Adult education in Los Angeles has withstood budget cuts, school closings, and staff layoffs each year since the beginning of the recession in 2009, but perhaps nothing presents as stringent a challenge as the one ahead.
Notices of reduction in force, or RIFs, laying off hundreds of teachers and staff in the already short-handed Division of Adult and Career Education (DACE) in the Los Angeles Unified School District, have rallied teachers, students, and community leaders to save the once-vibrant adult schools, which connect local communities to education and training opportunities leading to jobs and better neighborhoods.
In the thick of this gloom is a familiar figure known for years-long advocacy—rabble-rousing, some would claim—that has helped spare public adult schools in Los Angeles from extinction. He has also laid a legacy for speaking up for fellow teachers, many of whom do not raise voices for themselves out of fear of administrative disapproval. Whatever the conundrum, Ernest Kettenring, a 30-year teaching veteran at LAUSD and present director of adult education with United Teachers of Los Angeles (UTLA), has beat the drum for adult education. That beat will become silent after June 5, the time Kettenring has set for his retirement.
“Ernest has been a great teacher who has affected many people’s lives across Los Angeles,” said Alex Caputo-Pearl, president of UTLA, in an email to the Epoch Times. “He has also been a tireless advocate for educational justice and professional respect for educators.”
“Irreplaceable” and “inimitable” are familiar accolades for Kettenring, presently leading his teacher brethren onto the battlefield one last time to spare adult education any more disquiet. Many career and technical fields in high demand by industry have gotten the axe beginning next fall. So have scores of teachers. Many wonder if Kettenring’s departure will be the death knell for public adult schools in Los Angeles. An heir apparent of equal talent is not yet known.
In his role advocating for adult education teachers and programs, Kettenring has cultivated respect for his articulateness, organizational abilities, and attention to minute details. “An encyclopedic mind,” Robert Sucher, a teacher at Abraham Friedman Occupation Center says of him, adding, “His dedication to teachers is second-to-none.”
“He speaks his mind with conviction,” adds Matthew Kogan, a UTLA leader and ESL teacher at Evans Adult School. He credits Kettenring’s integrity and knowledge of state education code for the apparent respect LAUSD school board members and adult school officials accord him.
Kettenring’s style not only captures respect from teachers but may be the lasting image of him in years to come. At adult education committee meetings, for example, this man with long gray hair and full beard perched on a table, cross-legged and barefooted, look every part of a guru.
“He suffered no fools,” says Julie Carson, a UTLA leader and teacher who recently announced her own retirement.
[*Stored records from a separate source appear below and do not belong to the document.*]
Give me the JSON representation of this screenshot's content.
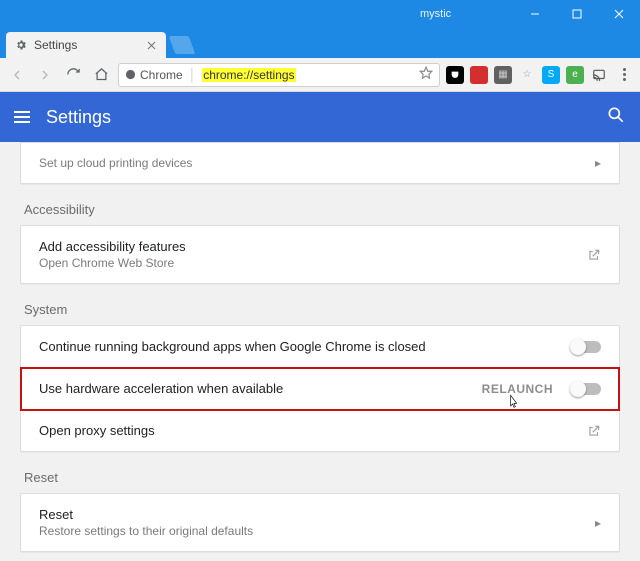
{
  "window": {
    "user": "mystic"
  },
  "tab": {
    "title": "Settings"
  },
  "omnibox": {
    "origin_label": "Chrome",
    "url_prefix": "chrome://",
    "url_path": "settings"
  },
  "header": {
    "title": "Settings"
  },
  "cards": {
    "cloud_print": {
      "title": "Set up cloud printing devices"
    },
    "accessibility_label": "Accessibility",
    "accessibility": {
      "title": "Add accessibility features",
      "sub": "Open Chrome Web Store"
    },
    "system_label": "System",
    "system": {
      "bg_apps": "Continue running background apps when Google Chrome is closed",
      "hw_accel": "Use hardware acceleration when available",
      "relaunch": "RELAUNCH",
      "proxy": "Open proxy settings"
    },
    "reset_label": "Reset",
    "reset": {
      "title": "Reset",
      "sub": "Restore settings to their original defaults"
    }
  }
}
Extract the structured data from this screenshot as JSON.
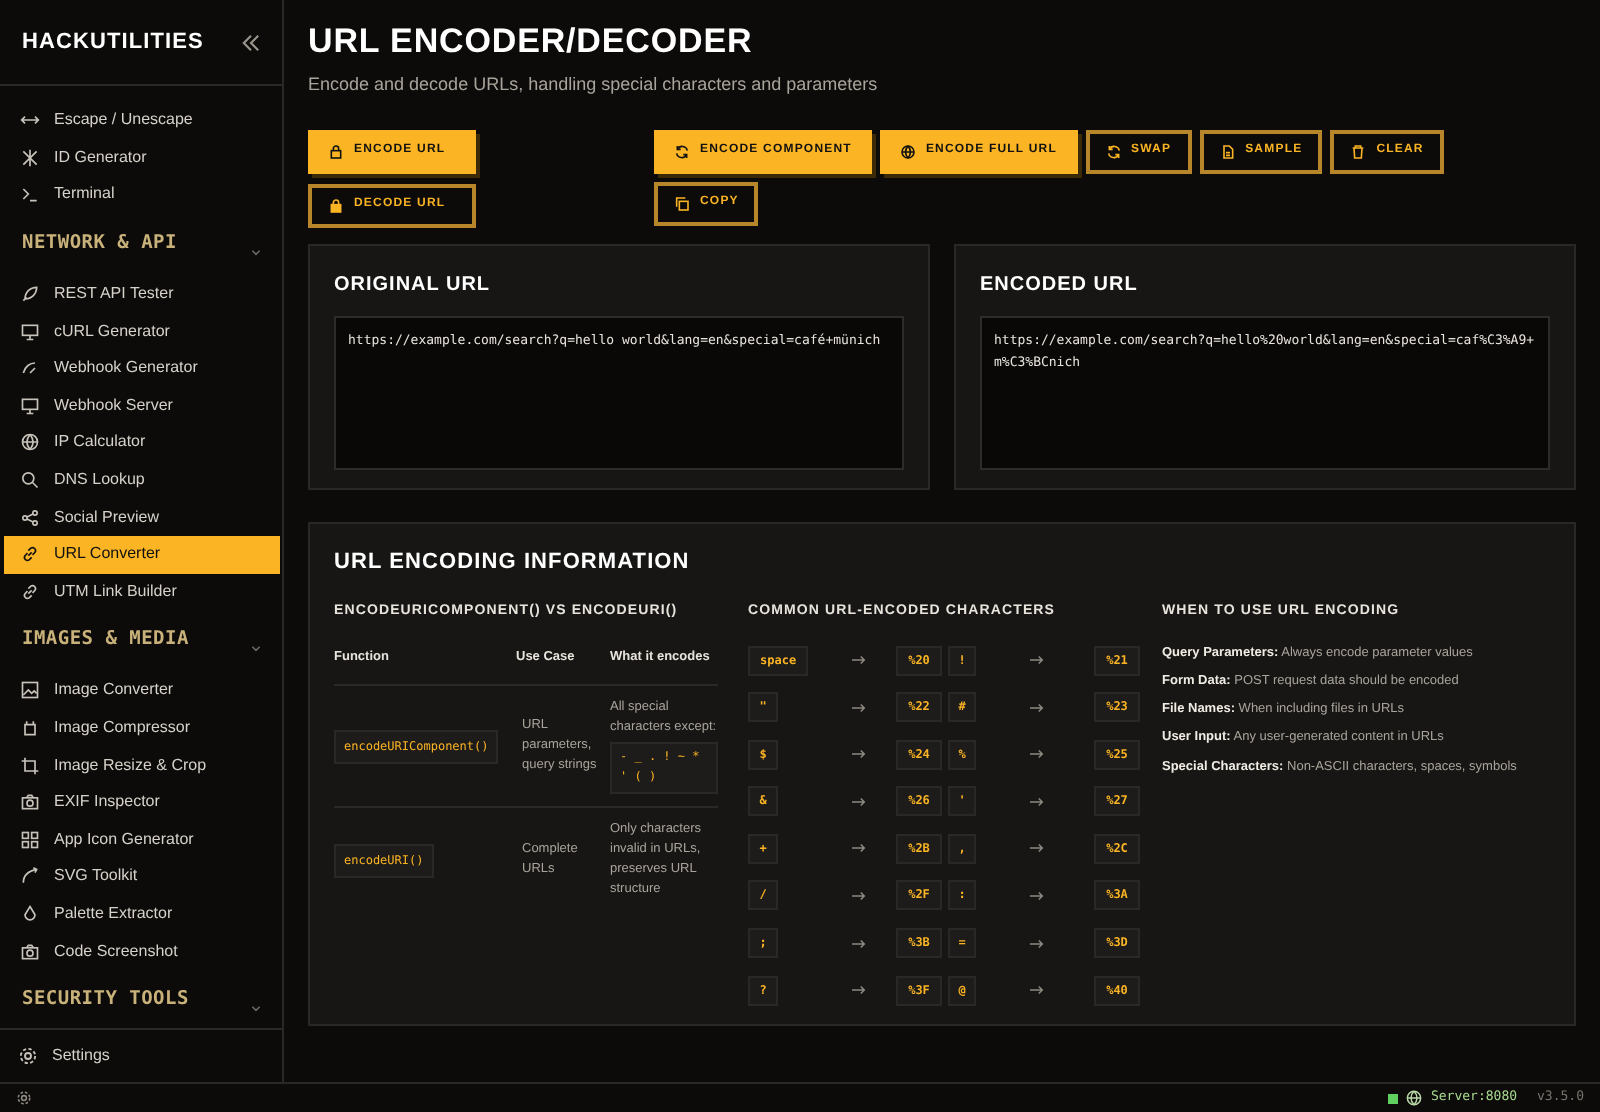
{
  "sidebar": {
    "title": "HACKUTILITIES",
    "sections": [
      {
        "items": [
          {
            "label": "Escape / Unescape",
            "selected": false
          },
          {
            "label": "ID Generator",
            "selected": false
          },
          {
            "label": "Terminal",
            "selected": false
          }
        ]
      },
      {
        "label": "NETWORK & API",
        "items": [
          {
            "label": "REST API Tester",
            "selected": false
          },
          {
            "label": "cURL Generator",
            "selected": false
          },
          {
            "label": "Webhook Generator",
            "selected": false
          },
          {
            "label": "Webhook Server",
            "selected": false
          },
          {
            "label": "IP Calculator",
            "selected": false
          },
          {
            "label": "DNS Lookup",
            "selected": false
          },
          {
            "label": "Social Preview",
            "selected": false
          },
          {
            "label": "URL Converter",
            "selected": true
          },
          {
            "label": "UTM Link Builder",
            "selected": false
          }
        ]
      },
      {
        "label": "IMAGES & MEDIA",
        "items": [
          {
            "label": "Image Converter",
            "selected": false
          },
          {
            "label": "Image Compressor",
            "selected": false
          },
          {
            "label": "Image Resize & Crop",
            "selected": false
          },
          {
            "label": "EXIF Inspector",
            "selected": false
          },
          {
            "label": "App Icon Generator",
            "selected": false
          },
          {
            "label": "SVG Toolkit",
            "selected": false
          },
          {
            "label": "Palette Extractor",
            "selected": false
          },
          {
            "label": "Code Screenshot",
            "selected": false
          }
        ]
      },
      {
        "label": "SECURITY TOOLS"
      }
    ],
    "settings": "Settings"
  },
  "page": {
    "title": "URL ENCODER/DECODER",
    "subtitle": "Encode and decode URLs, handling special characters and parameters"
  },
  "mode_buttons": [
    {
      "label": "ENCODE URL",
      "kind": "filled"
    },
    {
      "label": "DECODE URL",
      "kind": "outline"
    }
  ],
  "action_buttons": [
    {
      "label": "ENCODE COMPONENT",
      "kind": "filled"
    },
    {
      "label": "ENCODE FULL URL",
      "kind": "filled"
    },
    {
      "label": "SWAP",
      "kind": "outline"
    },
    {
      "label": "SAMPLE",
      "kind": "outline"
    },
    {
      "label": "CLEAR",
      "kind": "outline"
    },
    {
      "label": "COPY",
      "kind": "outline"
    }
  ],
  "original": {
    "title": "ORIGINAL URL",
    "value": "https://example.com/search?q=hello world&lang=en&special=café+münich"
  },
  "encoded": {
    "title": "ENCODED URL",
    "value": "https://example.com/search?q=hello%20world&lang=en&special=caf%C3%A9+m%C3%BCnich"
  },
  "info": {
    "title": "URL ENCODING INFORMATION",
    "comparison": {
      "title": "ENCODEURICOMPONENT() VS ENCODEURI()",
      "columns": [
        "Function",
        "Use Case",
        "What it encodes"
      ],
      "rows": [
        {
          "function": "encodeURIComponent()",
          "use_case": "URL parameters, query strings",
          "encodes": "All special characters except:",
          "except": "- _ . ! ~ * ' ( )"
        },
        {
          "function": "encodeURI()",
          "use_case": "Complete URLs",
          "encodes": "Only characters invalid in URLs, preserves URL structure"
        }
      ]
    },
    "characters": {
      "title": "COMMON URL-ENCODED CHARACTERS",
      "pairs": [
        [
          [
            "space",
            "%20"
          ],
          [
            "!",
            "%21"
          ]
        ],
        [
          [
            "\"",
            "%22"
          ],
          [
            "#",
            "%23"
          ]
        ],
        [
          [
            "$",
            "%24"
          ],
          [
            "%",
            "%25"
          ]
        ],
        [
          [
            "&",
            "%26"
          ],
          [
            "'",
            "%27"
          ]
        ],
        [
          [
            "+",
            "%2B"
          ],
          [
            ",",
            "%2C"
          ]
        ],
        [
          [
            "/",
            "%2F"
          ],
          [
            ":",
            "%3A"
          ]
        ],
        [
          [
            ";",
            "%3B"
          ],
          [
            "=",
            "%3D"
          ]
        ],
        [
          [
            "?",
            "%3F"
          ],
          [
            "@",
            "%40"
          ]
        ]
      ]
    },
    "usage": {
      "title": "WHEN TO USE URL ENCODING",
      "lines": [
        "**Query Parameters:** Always encode parameter values",
        "**Form Data:** POST request data should be encoded",
        "**File Names:** When including files in URLs",
        "**User Input:** Any user-generated content in URLs",
        "**Special Characters:** Non-ASCII characters, spaces, symbols"
      ]
    }
  },
  "status_bar": {
    "server": "Server:8080",
    "version": "v3.5.0"
  }
}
Kettenring squared off with DACE on such issues as tenure and on what he terms “incompetence, willful noncompliance with ed. code [and] malfeasance and misappropriation of funds.” Tête–à–tête with top DACE administrators wasn’t without backlash. One administrator tried to fire him, he says, and another opted for administrative procedures in an effort to get him to resign.
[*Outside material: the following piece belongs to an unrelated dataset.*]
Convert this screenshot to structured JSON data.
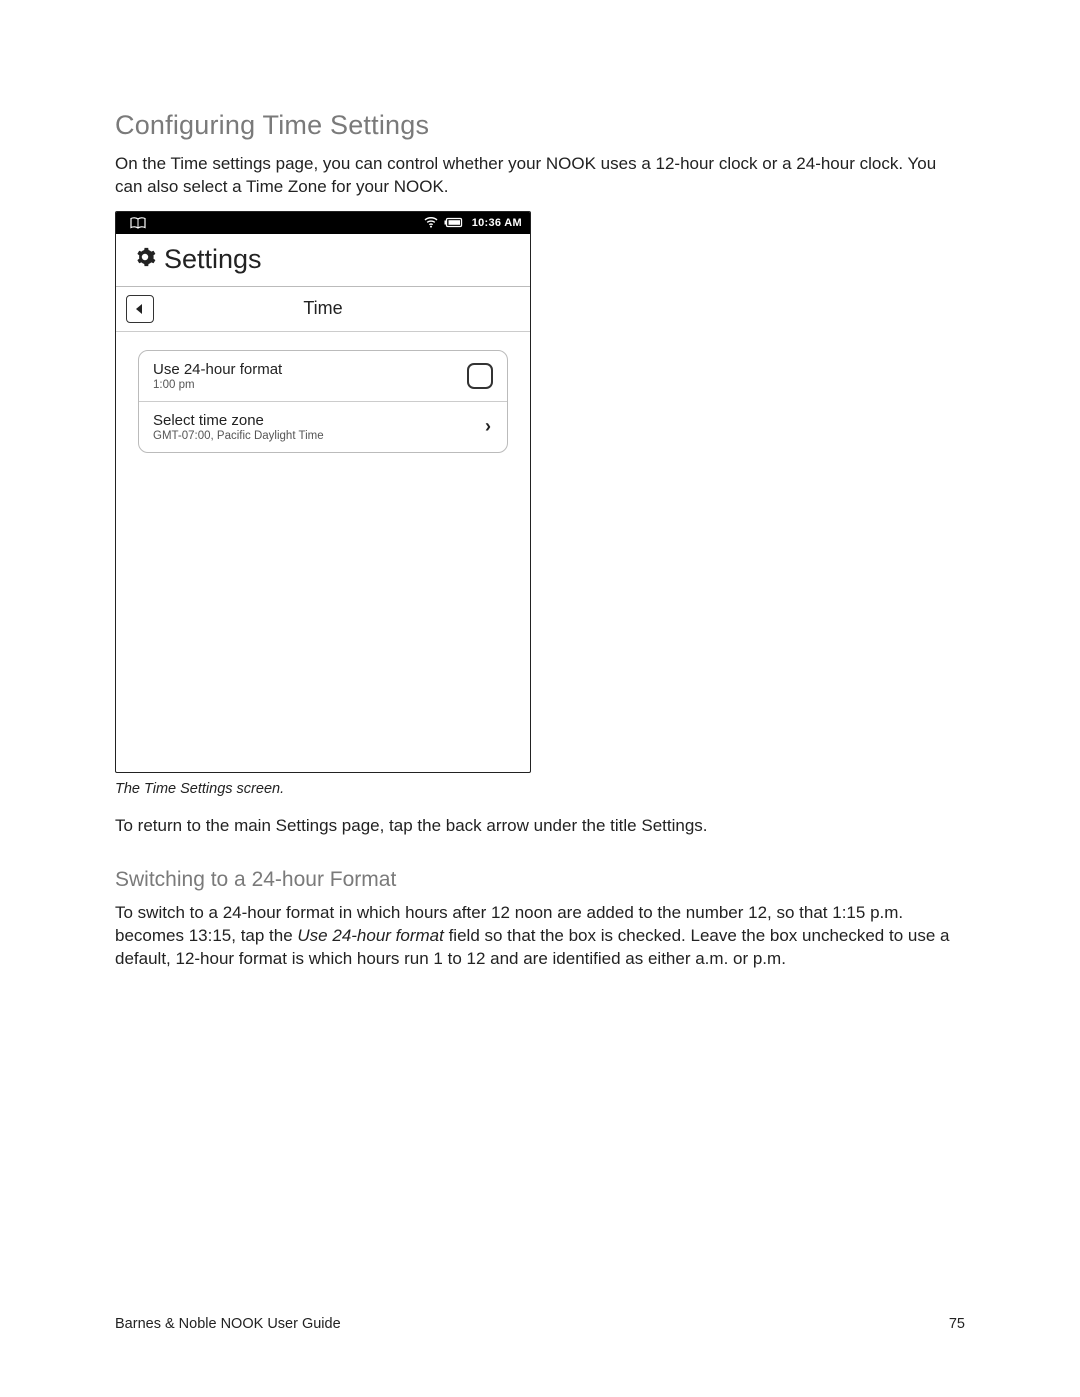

Kettenring’s strength, Carson observes, comes with a downside. “Because he doesn’t suffer fools, he’s often perceived as arrogant. Fortunately for us [adult education teachers], it’s that ‘arrogance’ that has allowed him to persevere where others would have given up.”
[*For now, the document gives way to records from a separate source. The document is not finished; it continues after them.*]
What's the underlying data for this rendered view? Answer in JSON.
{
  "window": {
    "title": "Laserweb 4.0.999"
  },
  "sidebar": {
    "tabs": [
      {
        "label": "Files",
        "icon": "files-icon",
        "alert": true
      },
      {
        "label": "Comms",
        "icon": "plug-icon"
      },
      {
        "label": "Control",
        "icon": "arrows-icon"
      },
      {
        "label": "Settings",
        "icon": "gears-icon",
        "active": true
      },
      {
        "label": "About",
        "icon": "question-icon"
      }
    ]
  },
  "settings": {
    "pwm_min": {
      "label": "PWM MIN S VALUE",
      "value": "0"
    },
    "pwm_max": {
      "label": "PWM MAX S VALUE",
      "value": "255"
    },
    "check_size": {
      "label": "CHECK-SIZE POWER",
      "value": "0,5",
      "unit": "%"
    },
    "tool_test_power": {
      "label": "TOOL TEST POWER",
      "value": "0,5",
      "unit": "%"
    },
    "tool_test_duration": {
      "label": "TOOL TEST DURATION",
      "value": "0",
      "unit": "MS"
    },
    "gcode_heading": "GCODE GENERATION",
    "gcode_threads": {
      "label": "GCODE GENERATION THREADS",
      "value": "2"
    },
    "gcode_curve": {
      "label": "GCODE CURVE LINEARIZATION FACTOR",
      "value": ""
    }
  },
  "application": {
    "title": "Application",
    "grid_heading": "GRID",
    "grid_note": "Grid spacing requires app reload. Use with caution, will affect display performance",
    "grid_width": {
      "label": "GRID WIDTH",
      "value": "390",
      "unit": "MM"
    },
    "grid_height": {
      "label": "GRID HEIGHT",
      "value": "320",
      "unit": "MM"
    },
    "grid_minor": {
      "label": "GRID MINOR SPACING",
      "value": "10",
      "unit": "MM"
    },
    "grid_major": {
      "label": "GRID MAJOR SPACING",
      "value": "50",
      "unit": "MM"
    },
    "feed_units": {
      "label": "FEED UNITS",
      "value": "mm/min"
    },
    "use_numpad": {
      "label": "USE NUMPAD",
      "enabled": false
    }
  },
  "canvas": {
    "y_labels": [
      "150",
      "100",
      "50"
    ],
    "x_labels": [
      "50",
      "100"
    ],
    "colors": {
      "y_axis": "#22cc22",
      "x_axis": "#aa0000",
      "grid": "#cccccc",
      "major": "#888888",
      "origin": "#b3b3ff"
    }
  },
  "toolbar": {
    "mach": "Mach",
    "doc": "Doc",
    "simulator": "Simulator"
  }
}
Raised in Chino, Calif., Kettenring’s early path bore little semblance to what would lead to union activism. However, it may have shaped him to be the leader unafraid to stare down obstacles in uncharted waters that he was to become. Music degrees at CSUs Fullerton and San Bernardino paved the way, in 1978, to Cape Town, South Africa, where he did graduate studies at a British university and played French horn in the South Africa Symphony Orchestra, a stint that lasted four years.
Kettenring’s return to the United States was preceded by him traversing up the African continent in a converted army truck. “One bath in five months,” Kettenring remarked. This period took in experiences like hunting with the Pygmies in the Congo, sightseeing the mountain gorillas in Rwanda, and being hospitalized in Cameroon with malaria.
After a full scholarship to the University of New Hampshire for an M.A. in history, he studied Swahili in a doctoral program at UCLA, winning a Fulbright Scholarship for a year’s study in East Africa, and distinction as the first-ever teacher credentialed in Swahili.
Kettenring became active in UTLA in 1992 at the urging of Carson, who, as well as other supporters, wonder how it will be for him to “let go” in retirement.
“Easy,” claims Kettenring, who plans to return to East Africa. “I’ll polish up my Swahili.”
Timothy Wahl’s experience in business, education, the sciences, and the arts gives him a unique platform on a spectrum of subjects.